Work request
Omit the images and retype the records verbatim.

═══ Data shown ═══

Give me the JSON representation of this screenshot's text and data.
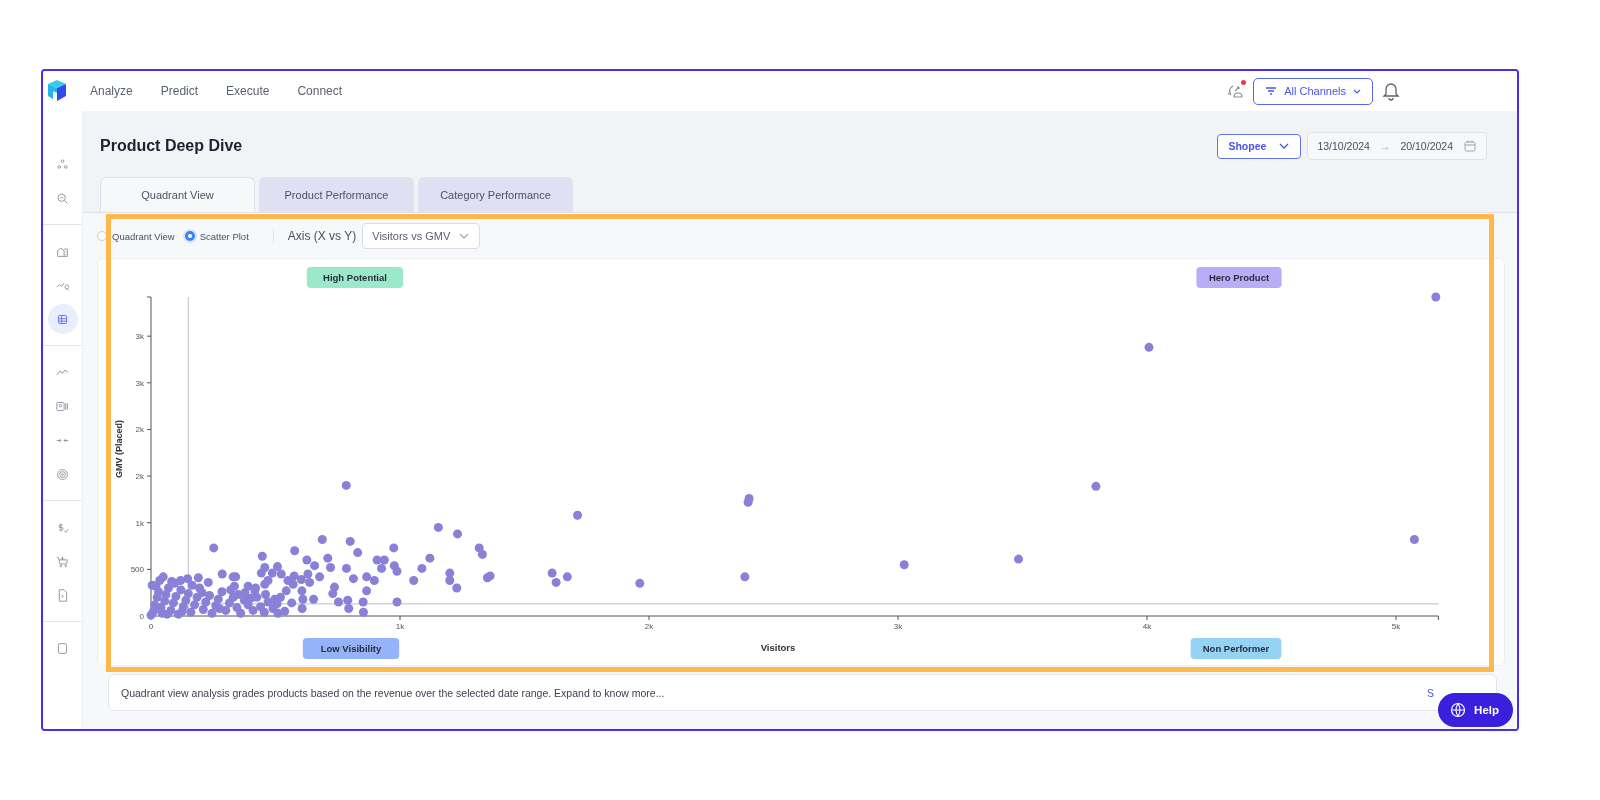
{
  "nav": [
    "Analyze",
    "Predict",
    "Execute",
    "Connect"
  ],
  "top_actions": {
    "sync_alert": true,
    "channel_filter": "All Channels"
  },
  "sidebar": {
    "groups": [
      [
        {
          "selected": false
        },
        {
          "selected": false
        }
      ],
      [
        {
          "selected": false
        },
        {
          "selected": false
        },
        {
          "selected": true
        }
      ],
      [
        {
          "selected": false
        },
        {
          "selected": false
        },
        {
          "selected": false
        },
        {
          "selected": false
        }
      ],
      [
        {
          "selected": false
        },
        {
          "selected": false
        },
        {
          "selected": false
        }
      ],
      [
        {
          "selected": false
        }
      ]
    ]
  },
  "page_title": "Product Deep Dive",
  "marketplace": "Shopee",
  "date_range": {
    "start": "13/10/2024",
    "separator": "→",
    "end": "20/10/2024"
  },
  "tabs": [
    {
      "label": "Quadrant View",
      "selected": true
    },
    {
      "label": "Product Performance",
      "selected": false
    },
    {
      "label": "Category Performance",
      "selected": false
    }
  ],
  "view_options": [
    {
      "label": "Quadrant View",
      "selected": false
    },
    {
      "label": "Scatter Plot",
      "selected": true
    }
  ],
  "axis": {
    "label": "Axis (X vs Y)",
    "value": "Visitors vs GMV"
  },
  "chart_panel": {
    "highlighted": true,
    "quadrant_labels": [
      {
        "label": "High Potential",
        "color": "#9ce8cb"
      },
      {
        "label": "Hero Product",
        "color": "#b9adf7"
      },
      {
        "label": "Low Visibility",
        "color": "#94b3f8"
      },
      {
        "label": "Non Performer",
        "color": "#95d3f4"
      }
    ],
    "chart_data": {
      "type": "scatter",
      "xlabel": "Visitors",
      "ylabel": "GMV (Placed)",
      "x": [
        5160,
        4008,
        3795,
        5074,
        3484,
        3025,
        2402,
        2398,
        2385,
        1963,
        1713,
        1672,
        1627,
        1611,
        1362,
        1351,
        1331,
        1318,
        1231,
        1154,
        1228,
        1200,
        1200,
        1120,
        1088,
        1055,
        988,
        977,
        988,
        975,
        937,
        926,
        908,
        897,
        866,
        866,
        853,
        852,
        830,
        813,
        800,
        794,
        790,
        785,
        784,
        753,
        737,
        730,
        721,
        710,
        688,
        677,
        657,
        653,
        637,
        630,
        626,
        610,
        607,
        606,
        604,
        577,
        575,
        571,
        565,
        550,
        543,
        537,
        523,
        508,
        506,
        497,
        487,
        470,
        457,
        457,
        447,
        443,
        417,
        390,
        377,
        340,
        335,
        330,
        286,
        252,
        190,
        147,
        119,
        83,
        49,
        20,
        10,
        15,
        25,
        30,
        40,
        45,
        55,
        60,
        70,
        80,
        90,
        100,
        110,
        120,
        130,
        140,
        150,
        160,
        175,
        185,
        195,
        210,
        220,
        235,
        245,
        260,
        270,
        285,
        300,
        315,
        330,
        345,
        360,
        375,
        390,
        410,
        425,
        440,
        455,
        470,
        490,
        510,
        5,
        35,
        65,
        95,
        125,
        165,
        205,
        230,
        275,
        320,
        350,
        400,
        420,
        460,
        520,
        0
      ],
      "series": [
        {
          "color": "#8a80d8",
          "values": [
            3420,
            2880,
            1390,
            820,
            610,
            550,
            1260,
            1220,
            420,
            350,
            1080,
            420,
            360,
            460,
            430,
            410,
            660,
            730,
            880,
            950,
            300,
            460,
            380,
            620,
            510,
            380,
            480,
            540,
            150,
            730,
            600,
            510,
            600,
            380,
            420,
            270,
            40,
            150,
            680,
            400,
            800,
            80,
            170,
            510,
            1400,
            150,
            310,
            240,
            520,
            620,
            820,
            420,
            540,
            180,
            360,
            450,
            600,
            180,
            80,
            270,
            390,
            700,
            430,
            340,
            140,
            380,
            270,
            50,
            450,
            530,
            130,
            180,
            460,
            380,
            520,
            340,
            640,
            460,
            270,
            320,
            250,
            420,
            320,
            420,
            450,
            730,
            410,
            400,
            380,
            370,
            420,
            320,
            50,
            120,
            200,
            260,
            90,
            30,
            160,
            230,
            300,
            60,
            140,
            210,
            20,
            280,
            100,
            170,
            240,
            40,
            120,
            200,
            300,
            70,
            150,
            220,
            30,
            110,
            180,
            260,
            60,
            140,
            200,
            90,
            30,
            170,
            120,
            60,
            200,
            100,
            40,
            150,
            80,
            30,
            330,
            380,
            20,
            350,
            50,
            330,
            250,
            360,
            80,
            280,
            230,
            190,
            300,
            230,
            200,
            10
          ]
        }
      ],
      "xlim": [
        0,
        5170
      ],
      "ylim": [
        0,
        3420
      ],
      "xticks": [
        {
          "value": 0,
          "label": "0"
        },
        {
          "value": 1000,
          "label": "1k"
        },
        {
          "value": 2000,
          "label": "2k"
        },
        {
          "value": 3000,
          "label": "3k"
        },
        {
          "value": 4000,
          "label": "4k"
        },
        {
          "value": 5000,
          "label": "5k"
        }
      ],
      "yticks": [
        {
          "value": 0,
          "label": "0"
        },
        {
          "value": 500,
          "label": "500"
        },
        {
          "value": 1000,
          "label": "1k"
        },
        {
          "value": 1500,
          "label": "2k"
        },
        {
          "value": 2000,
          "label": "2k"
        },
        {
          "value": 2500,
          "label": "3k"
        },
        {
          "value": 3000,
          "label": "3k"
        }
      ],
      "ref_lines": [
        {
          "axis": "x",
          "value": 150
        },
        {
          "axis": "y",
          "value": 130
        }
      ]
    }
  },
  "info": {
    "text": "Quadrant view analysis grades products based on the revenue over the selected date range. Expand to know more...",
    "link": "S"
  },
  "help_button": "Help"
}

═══

Written solution
Give me the JSON representation of this screenshot's text and data.
{
  "nav": [
    "Analyze",
    "Predict",
    "Execute",
    "Connect"
  ],
  "top_actions": {
    "sync_alert": true,
    "channel_filter": "All Channels"
  },
  "sidebar": {
    "groups": [
      [
        {
          "selected": false
        },
        {
          "selected": false
        }
      ],
      [
        {
          "selected": false
        },
        {
          "selected": false
        },
        {
          "selected": true
        }
      ],
      [
        {
          "selected": false
        },
        {
          "selected": false
        },
        {
          "selected": false
        },
        {
          "selected": false
        }
      ],
      [
        {
          "selected": false
        },
        {
          "selected": false
        },
        {
          "selected": false
        }
      ],
      [
        {
          "selected": false
        }
      ]
    ]
  },
  "page_title": "Product Deep Dive",
  "marketplace": "Shopee",
  "date_range": {
    "start": "13/10/2024",
    "separator": "→",
    "end": "20/10/2024"
  },
  "tabs": [
    {
      "label": "Quadrant View",
      "selected": true
    },
    {
      "label": "Product Performance",
      "selected": false
    },
    {
      "label": "Category Performance",
      "selected": false
    }
  ],
  "view_options": [
    {
      "label": "Quadrant View",
      "selected": false
    },
    {
      "label": "Scatter Plot",
      "selected": true
    }
  ],
  "axis": {
    "label": "Axis (X vs Y)",
    "value": "Visitors vs GMV"
  },
  "chart_panel": {
    "highlighted": true,
    "quadrant_labels": [
      {
        "label": "High Potential",
        "color": "#9ce8cb"
      },
      {
        "label": "Hero Product",
        "color": "#b9adf7"
      },
      {
        "label": "Low Visibility",
        "color": "#94b3f8"
      },
      {
        "label": "Non Performer",
        "color": "#95d3f4"
      }
    ],
    "chart_data": {
      "type": "scatter",
      "xlabel": "Visitors",
      "ylabel": "GMV (Placed)",
      "x": [
        5160,
        4008,
        3795,
        5074,
        3484,
        3025,
        2402,
        2398,
        2385,
        1963,
        1713,
        1672,
        1627,
        1611,
        1362,
        1351,
        1331,
        1318,
        1231,
        1154,
        1228,
        1200,
        1200,
        1120,
        1088,
        1055,
        988,
        977,
        988,
        975,
        937,
        926,
        908,
        897,
        866,
        866,
        853,
        852,
        830,
        813,
        800,
        794,
        790,
        785,
        784,
        753,
        737,
        730,
        721,
        710,
        688,
        677,
        657,
        653,
        637,
        630,
        626,
        610,
        607,
        606,
        604,
        577,
        575,
        571,
        565,
        550,
        543,
        537,
        523,
        508,
        506,
        497,
        487,
        470,
        457,
        457,
        447,
        443,
        417,
        390,
        377,
        340,
        335,
        330,
        286,
        252,
        190,
        147,
        119,
        83,
        49,
        20,
        10,
        15,
        25,
        30,
        40,
        45,
        55,
        60,
        70,
        80,
        90,
        100,
        110,
        120,
        130,
        140,
        150,
        160,
        175,
        185,
        195,
        210,
        220,
        235,
        245,
        260,
        270,
        285,
        300,
        315,
        330,
        345,
        360,
        375,
        390,
        410,
        425,
        440,
        455,
        470,
        490,
        510,
        5,
        35,
        65,
        95,
        125,
        165,
        205,
        230,
        275,
        320,
        350,
        400,
        420,
        460,
        520,
        0
      ],
      "series": [
        {
          "color": "#8a80d8",
          "values": [
            3420,
            2880,
            1390,
            820,
            610,
            550,
            1260,
            1220,
            420,
            350,
            1080,
            420,
            360,
            460,
            430,
            410,
            660,
            730,
            880,
            950,
            300,
            460,
            380,
            620,
            510,
            380,
            480,
            540,
            150,
            730,
            600,
            510,
            600,
            380,
            420,
            270,
            40,
            150,
            680,
            400,
            800,
            80,
            170,
            510,
            1400,
            150,
            310,
            240,
            520,
            620,
            820,
            420,
            540,
            180,
            360,
            450,
            600,
            180,
            80,
            270,
            390,
            700,
            430,
            340,
            140,
            380,
            270,
            50,
            450,
            530,
            130,
            180,
            460,
            380,
            520,
            340,
            640,
            460,
            270,
            320,
            250,
            420,
            320,
            420,
            450,
            730,
            410,
            400,
            380,
            370,
            420,
            320,
            50,
            120,
            200,
            260,
            90,
            30,
            160,
            230,
            300,
            60,
            140,
            210,
            20,
            280,
            100,
            170,
            240,
            40,
            120,
            200,
            300,
            70,
            150,
            220,
            30,
            110,
            180,
            260,
            60,
            140,
            200,
            90,
            30,
            170,
            120,
            60,
            200,
            100,
            40,
            150,
            80,
            30,
            330,
            380,
            20,
            350,
            50,
            330,
            250,
            360,
            80,
            280,
            230,
            190,
            300,
            230,
            200,
            10
          ]
        }
      ],
      "xlim": [
        0,
        5170
      ],
      "ylim": [
        0,
        3420
      ],
      "xticks": [
        {
          "value": 0,
          "label": "0"
        },
        {
          "value": 1000,
          "label": "1k"
        },
        {
          "value": 2000,
          "label": "2k"
        },
        {
          "value": 3000,
          "label": "3k"
        },
        {
          "value": 4000,
          "label": "4k"
        },
        {
          "value": 5000,
          "label": "5k"
        }
      ],
      "yticks": [
        {
          "value": 0,
          "label": "0"
        },
        {
          "value": 500,
          "label": "500"
        },
        {
          "value": 1000,
          "label": "1k"
        },
        {
          "value": 1500,
          "label": "2k"
        },
        {
          "value": 2000,
          "label": "2k"
        },
        {
          "value": 2500,
          "label": "3k"
        },
        {
          "value": 3000,
          "label": "3k"
        }
      ],
      "ref_lines": [
        {
          "axis": "x",
          "value": 150
        },
        {
          "axis": "y",
          "value": 130
        }
      ]
    }
  },
  "info": {
    "text": "Quadrant view analysis grades products based on the revenue over the selected date range. Expand to know more...",
    "link": "S"
  },
  "help_button": "Help"
}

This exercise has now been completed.